Print the listing below again, exactly. Skip the pictures.

### Materials provided
Start of Block

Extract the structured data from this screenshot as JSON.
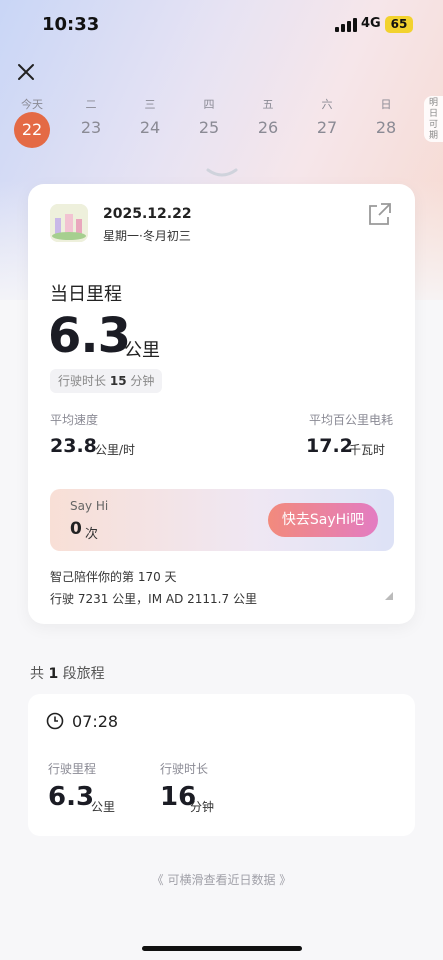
{
  "status": {
    "time": "10:33",
    "network": "4G",
    "battery": "65"
  },
  "week": {
    "days": [
      {
        "weekday": "今天",
        "date": "22",
        "selected": true
      },
      {
        "weekday": "二",
        "date": "23"
      },
      {
        "weekday": "三",
        "date": "24"
      },
      {
        "weekday": "四",
        "date": "25"
      },
      {
        "weekday": "五",
        "date": "26"
      },
      {
        "weekday": "六",
        "date": "27"
      },
      {
        "weekday": "日",
        "date": "28"
      }
    ],
    "tomorrow_tab": "明日可期"
  },
  "summary": {
    "date": "2025.12.22",
    "lunar": "星期一·冬月初三",
    "title": "当日里程",
    "distance": "6.3",
    "distance_unit": "公里",
    "duration_label": "行驶时长",
    "duration_value": "15",
    "duration_unit": "分钟",
    "avg_speed_label": "平均速度",
    "avg_speed_value": "23.8",
    "avg_speed_unit": "公里/时",
    "consumption_label": "平均百公里电耗",
    "consumption_value": "17.2",
    "consumption_unit": "千瓦时",
    "sayhi": {
      "label": "Say Hi",
      "count": "0",
      "unit": "次",
      "button": "快去SayHi吧"
    },
    "companion": "智己陪伴你的第 170 天",
    "totals": "行驶 7231 公里，IM AD 2111.7 公里"
  },
  "trips": {
    "count_prefix": "共",
    "count": "1",
    "count_suffix": "段旅程",
    "items": [
      {
        "time": "07:28",
        "distance_label": "行驶里程",
        "distance": "6.3",
        "distance_unit": "公里",
        "duration_label": "行驶时长",
        "duration": "16",
        "duration_unit": "分钟"
      }
    ]
  },
  "hint": "《 可横滑查看近日数据 》",
  "colors": {
    "accent": "#e46a45",
    "button_start": "#f28a7c",
    "button_end": "#e37cc2"
  }
}
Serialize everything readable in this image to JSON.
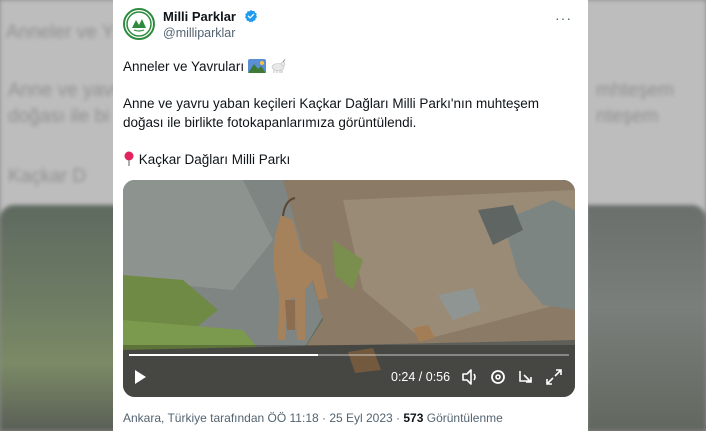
{
  "background": {
    "line1": "Anneler ve Y",
    "line2": "Anne ve yavr",
    "line3": "doğası ile bi",
    "line4": "Kaçkar D",
    "line5": "mhteşem",
    "line6": "nteşem"
  },
  "tweet": {
    "account_name": "Milli Parklar",
    "handle": "@milliparklar",
    "more_icon_label": "···",
    "text_line1": "Anneler ve Yavruları",
    "text_line2": "Anne ve yavru yaban keçileri Kaçkar Dağları Milli Parkı'nın muhteşem",
    "text_line3": "doğası ile birlikte fotokapanlarımıza görüntülendi.",
    "location_text": "Kaçkar Dağları Milli Parkı",
    "video": {
      "time_display": "0:24 / 0:56",
      "progress_fraction": 0.43
    },
    "meta_location_time": "Ankara, Türkiye tarafından ÖÖ 11:18 · 25 Eyl 2023 · ",
    "views_count": "573",
    "views_label": " Görüntülenme"
  },
  "colors": {
    "verified_blue": "#1d9bf0",
    "brand_green": "#2e8b3e",
    "text_primary": "#0f1419",
    "text_secondary": "#536471"
  }
}
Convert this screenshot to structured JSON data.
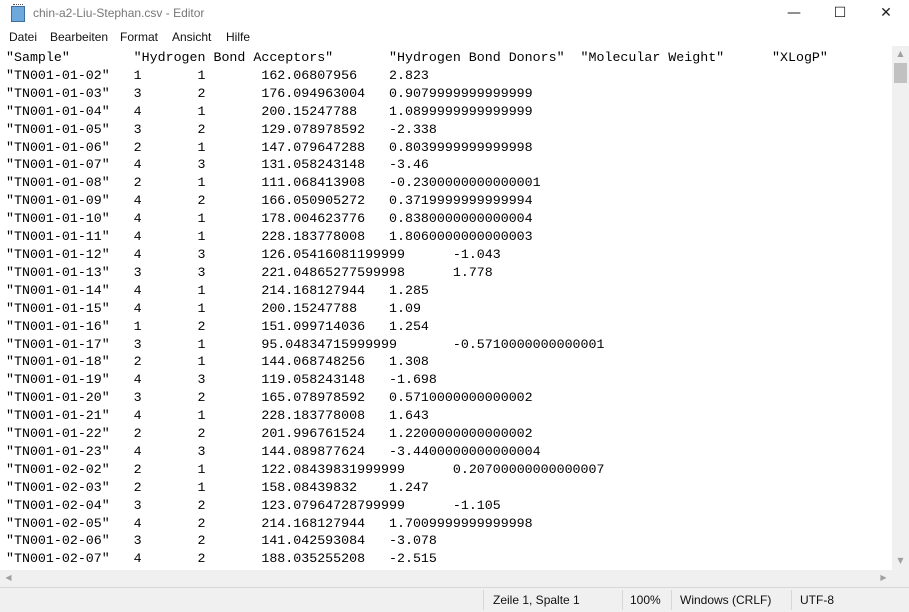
{
  "window": {
    "title": "chin-a2-Liu-Stephan.csv - Editor",
    "controls": {
      "minimize": "—",
      "maximize": "☐",
      "close": "✕"
    }
  },
  "menu": [
    "Datei",
    "Bearbeiten",
    "Format",
    "Ansicht",
    "Hilfe"
  ],
  "document": {
    "header": [
      "\"Sample\"",
      "\"Hydrogen Bond Acceptors\"",
      "\"Hydrogen Bond Donors\"",
      "\"Molecular Weight\"",
      "\"XLogP\""
    ],
    "rows": [
      [
        "\"TN001-01-02\"",
        "1",
        "1",
        "162.06807956",
        "2.823"
      ],
      [
        "\"TN001-01-03\"",
        "3",
        "2",
        "176.094963004",
        "0.9079999999999999"
      ],
      [
        "\"TN001-01-04\"",
        "4",
        "1",
        "200.15247788",
        "1.0899999999999999"
      ],
      [
        "\"TN001-01-05\"",
        "3",
        "2",
        "129.078978592",
        "-2.338"
      ],
      [
        "\"TN001-01-06\"",
        "2",
        "1",
        "147.079647288",
        "0.8039999999999998"
      ],
      [
        "\"TN001-01-07\"",
        "4",
        "3",
        "131.058243148",
        "-3.46"
      ],
      [
        "\"TN001-01-08\"",
        "2",
        "1",
        "111.068413908",
        "-0.2300000000000001"
      ],
      [
        "\"TN001-01-09\"",
        "4",
        "2",
        "166.050905272",
        "0.3719999999999994"
      ],
      [
        "\"TN001-01-10\"",
        "4",
        "1",
        "178.004623776",
        "0.8380000000000004"
      ],
      [
        "\"TN001-01-11\"",
        "4",
        "1",
        "228.183778008",
        "1.8060000000000003"
      ],
      [
        "\"TN001-01-12\"",
        "4",
        "3",
        "126.05416081199999",
        "-1.043"
      ],
      [
        "\"TN001-01-13\"",
        "3",
        "3",
        "221.04865277599998",
        "1.778"
      ],
      [
        "\"TN001-01-14\"",
        "4",
        "1",
        "214.168127944",
        "1.285"
      ],
      [
        "\"TN001-01-15\"",
        "4",
        "1",
        "200.15247788",
        "1.09"
      ],
      [
        "\"TN001-01-16\"",
        "1",
        "2",
        "151.099714036",
        "1.254"
      ],
      [
        "\"TN001-01-17\"",
        "3",
        "1",
        "95.04834715999999",
        "-0.5710000000000001"
      ],
      [
        "\"TN001-01-18\"",
        "2",
        "1",
        "144.068748256",
        "1.308"
      ],
      [
        "\"TN001-01-19\"",
        "4",
        "3",
        "119.058243148",
        "-1.698"
      ],
      [
        "\"TN001-01-20\"",
        "3",
        "2",
        "165.078978592",
        "0.5710000000000002"
      ],
      [
        "\"TN001-01-21\"",
        "4",
        "1",
        "228.183778008",
        "1.643"
      ],
      [
        "\"TN001-01-22\"",
        "2",
        "2",
        "201.996761524",
        "1.2200000000000002"
      ],
      [
        "\"TN001-01-23\"",
        "4",
        "3",
        "144.089877624",
        "-3.4400000000000004"
      ],
      [
        "\"TN001-02-02\"",
        "2",
        "1",
        "122.08439831999999",
        "0.20700000000000007"
      ],
      [
        "\"TN001-02-03\"",
        "2",
        "1",
        "158.08439832",
        "1.247"
      ],
      [
        "\"TN001-02-04\"",
        "3",
        "2",
        "123.07964728799999",
        "-1.105"
      ],
      [
        "\"TN001-02-05\"",
        "4",
        "2",
        "214.168127944",
        "1.7009999999999998"
      ],
      [
        "\"TN001-02-06\"",
        "3",
        "2",
        "141.042593084",
        "-3.078"
      ],
      [
        "\"TN001-02-07\"",
        "4",
        "2",
        "188.035255208",
        "-2.515"
      ]
    ]
  },
  "statusbar": {
    "position": "Zeile 1, Spalte 1",
    "zoom": "100%",
    "line_ending": "Windows (CRLF)",
    "encoding": "UTF-8"
  }
}
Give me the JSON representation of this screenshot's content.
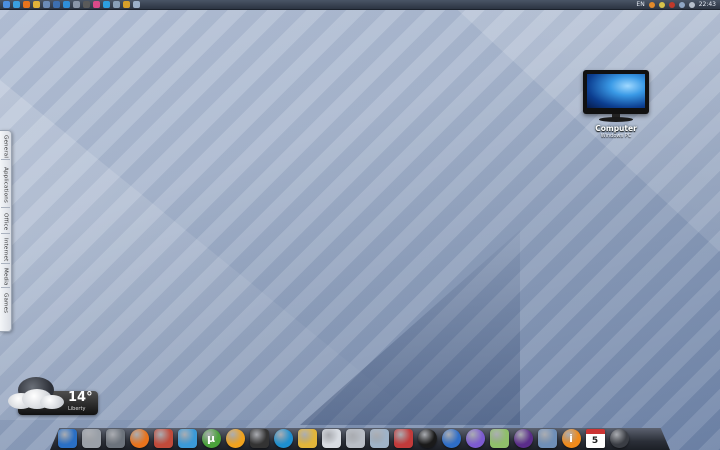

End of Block

### Solution to the problem
Extract the structured data from this screenshot as JSON.
{
  "status": {
    "time": "10:33",
    "network": "4G",
    "battery": "65"
  },
  "week": {
    "days": [
      {
        "weekday": "今天",
        "date": "22",
        "selected": true
      },
      {
        "weekday": "二",
        "date": "23"
      },
      {
        "weekday": "三",
        "date": "24"
      },
      {
        "weekday": "四",
        "date": "25"
      },
      {
        "weekday": "五",
        "date": "26"
      },
      {
        "weekday": "六",
        "date": "27"
      },
      {
        "weekday": "日",
        "date": "28"
      }
    ],
    "tomorrow_tab": "明日可期"
  },
  "summary": {
    "date": "2025.12.22",
    "lunar": "星期一·冬月初三",
    "title": "当日里程",
    "distance": "6.3",
    "distance_unit": "公里",
    "duration_label": "行驶时长",
    "duration_value": "15",
    "duration_unit": "分钟",
    "avg_speed_label": "平均速度",
    "avg_speed_value": "23.8",
    "avg_speed_unit": "公里/时",
    "consumption_label": "平均百公里电耗",
    "consumption_value": "17.2",
    "consumption_unit": "千瓦时",
    "sayhi": {
      "label": "Say Hi",
      "count": "0",
      "unit": "次",
      "button": "快去SayHi吧"
    },
    "companion": "智己陪伴你的第 170 天",
    "totals": "行驶 7231 公里，IM AD 2111.7 公里"
  },
  "trips": {
    "count_prefix": "共",
    "count": "1",
    "count_suffix": "段旅程",
    "items": [
      {
        "time": "07:28",
        "distance_label": "行驶里程",
        "distance": "6.3",
        "distance_unit": "公里",
        "duration_label": "行驶时长",
        "duration": "16",
        "duration_unit": "分钟"
      }
    ]
  },
  "hint": "《 可横滑查看近日数据 》",
  "colors": {
    "accent": "#e46a45",
    "button_start": "#f28a7c",
    "button_end": "#e37cc2"
  }
}
Serialize everything readable in this image to JSON.
{
  "background": {
    "line1": "Anneler ve Y",
    "line2": "Anne ve yavr",
    "line3": "doğası ile bi",
    "line4": "Kaçkar D",
    "line5": "mhteşem",
    "line6": "nteşem"
  },
  "tweet": {
    "account_name": "Milli Parklar",
    "handle": "@milliparklar",
    "more_icon_label": "···",
    "text_line1": "Anneler ve Yavruları",
    "text_line2": "Anne ve yavru yaban keçileri Kaçkar Dağları Milli Parkı'nın muhteşem",
    "text_line3": "doğası ile birlikte fotokapanlarımıza görüntülendi.",
    "location_text": "Kaçkar Dağları Milli Parkı",
    "video": {
      "time_display": "0:24 / 0:56",
      "progress_fraction": 0.43
    },
    "meta_location_time": "Ankara, Türkiye tarafından ÖÖ 11:18 · 25 Eyl 2023 · ",
    "views_count": "573",
    "views_label": " Görüntülenme"
  },
  "colors": {
    "verified_blue": "#1d9bf0",
    "brand_green": "#2e8b3e",
    "text_primary": "#0f1419",
    "text_secondary": "#536471"
  }
}
Convert this screenshot to structured JSON data.
{
  "window": {
    "title": "chin-a2-Liu-Stephan.csv - Editor",
    "controls": {
      "minimize": "—",
      "maximize": "☐",
      "close": "✕"
    }
  },
  "menu": [
    "Datei",
    "Bearbeiten",
    "Format",
    "Ansicht",
    "Hilfe"
  ],
  "document": {
    "header": [
      "\"Sample\"",
      "\"Hydrogen Bond Acceptors\"",
      "\"Hydrogen Bond Donors\"",
      "\"Molecular Weight\"",
      "\"XLogP\""
    ],
    "rows": [
      [
        "\"TN001-01-02\"",
        "1",
        "1",
        "162.06807956",
        "2.823"
      ],
      [
        "\"TN001-01-03\"",
        "3",
        "2",
        "176.094963004",
        "0.9079999999999999"
      ],
      [
        "\"TN001-01-04\"",
        "4",
        "1",
        "200.15247788",
        "1.0899999999999999"
      ],
      [
        "\"TN001-01-05\"",
        "3",
        "2",
        "129.078978592",
        "-2.338"
      ],
      [
        "\"TN001-01-06\"",
        "2",
        "1",
        "147.079647288",
        "0.8039999999999998"
      ],
      [
        "\"TN001-01-07\"",
        "4",
        "3",
        "131.058243148",
        "-3.46"
      ],
      [
        "\"TN001-01-08\"",
        "2",
        "1",
        "111.068413908",
        "-0.2300000000000001"
      ],
      [
        "\"TN001-01-09\"",
        "4",
        "2",
        "166.050905272",
        "0.3719999999999994"
      ],
      [
        "\"TN001-01-10\"",
        "4",
        "1",
        "178.004623776",
        "0.8380000000000004"
      ],
      [
        "\"TN001-01-11\"",
        "4",
        "1",
        "228.183778008",
        "1.8060000000000003"
      ],
      [
        "\"TN001-01-12\"",
        "4",
        "3",
        "126.05416081199999",
        "-1.043"
      ],
      [
        "\"TN001-01-13\"",
        "3",
        "3",
        "221.04865277599998",
        "1.778"
      ],
      [
        "\"TN001-01-14\"",
        "4",
        "1",
        "214.168127944",
        "1.285"
      ],
      [
        "\"TN001-01-15\"",
        "4",
        "1",
        "200.15247788",
        "1.09"
      ],
      [
        "\"TN001-01-16\"",
        "1",
        "2",
        "151.099714036",
        "1.254"
      ],
      [
        "\"TN001-01-17\"",
        "3",
        "1",
        "95.04834715999999",
        "-0.5710000000000001"
      ],
      [
        "\"TN001-01-18\"",
        "2",
        "1",
        "144.068748256",
        "1.308"
      ],
      [
        "\"TN001-01-19\"",
        "4",
        "3",
        "119.058243148",
        "-1.698"
      ],
      [
        "\"TN001-01-20\"",
        "3",
        "2",
        "165.078978592",
        "0.5710000000000002"
      ],
      [
        "\"TN001-01-21\"",
        "4",
        "1",
        "228.183778008",
        "1.643"
      ],
      [
        "\"TN001-01-22\"",
        "2",
        "2",
        "201.996761524",
        "1.2200000000000002"
      ],
      [
        "\"TN001-01-23\"",
        "4",
        "3",
        "144.089877624",
        "-3.4400000000000004"
      ],
      [
        "\"TN001-02-02\"",
        "2",
        "1",
        "122.08439831999999",
        "0.20700000000000007"
      ],
      [
        "\"TN001-02-03\"",
        "2",
        "1",
        "158.08439832",
        "1.247"
      ],
      [
        "\"TN001-02-04\"",
        "3",
        "2",
        "123.07964728799999",
        "-1.105"
      ],
      [
        "\"TN001-02-05\"",
        "4",
        "2",
        "214.168127944",
        "1.7009999999999998"
      ],
      [
        "\"TN001-02-06\"",
        "3",
        "2",
        "141.042593084",
        "-3.078"
      ],
      [
        "\"TN001-02-07\"",
        "4",
        "2",
        "188.035255208",
        "-2.515"
      ]
    ]
  },
  "statusbar": {
    "position": "Zeile 1, Spalte 1",
    "zoom": "100%",
    "line_ending": "Windows (CRLF)",
    "encoding": "UTF-8"
  }
}
Give me the JSON representation of this screenshot's content.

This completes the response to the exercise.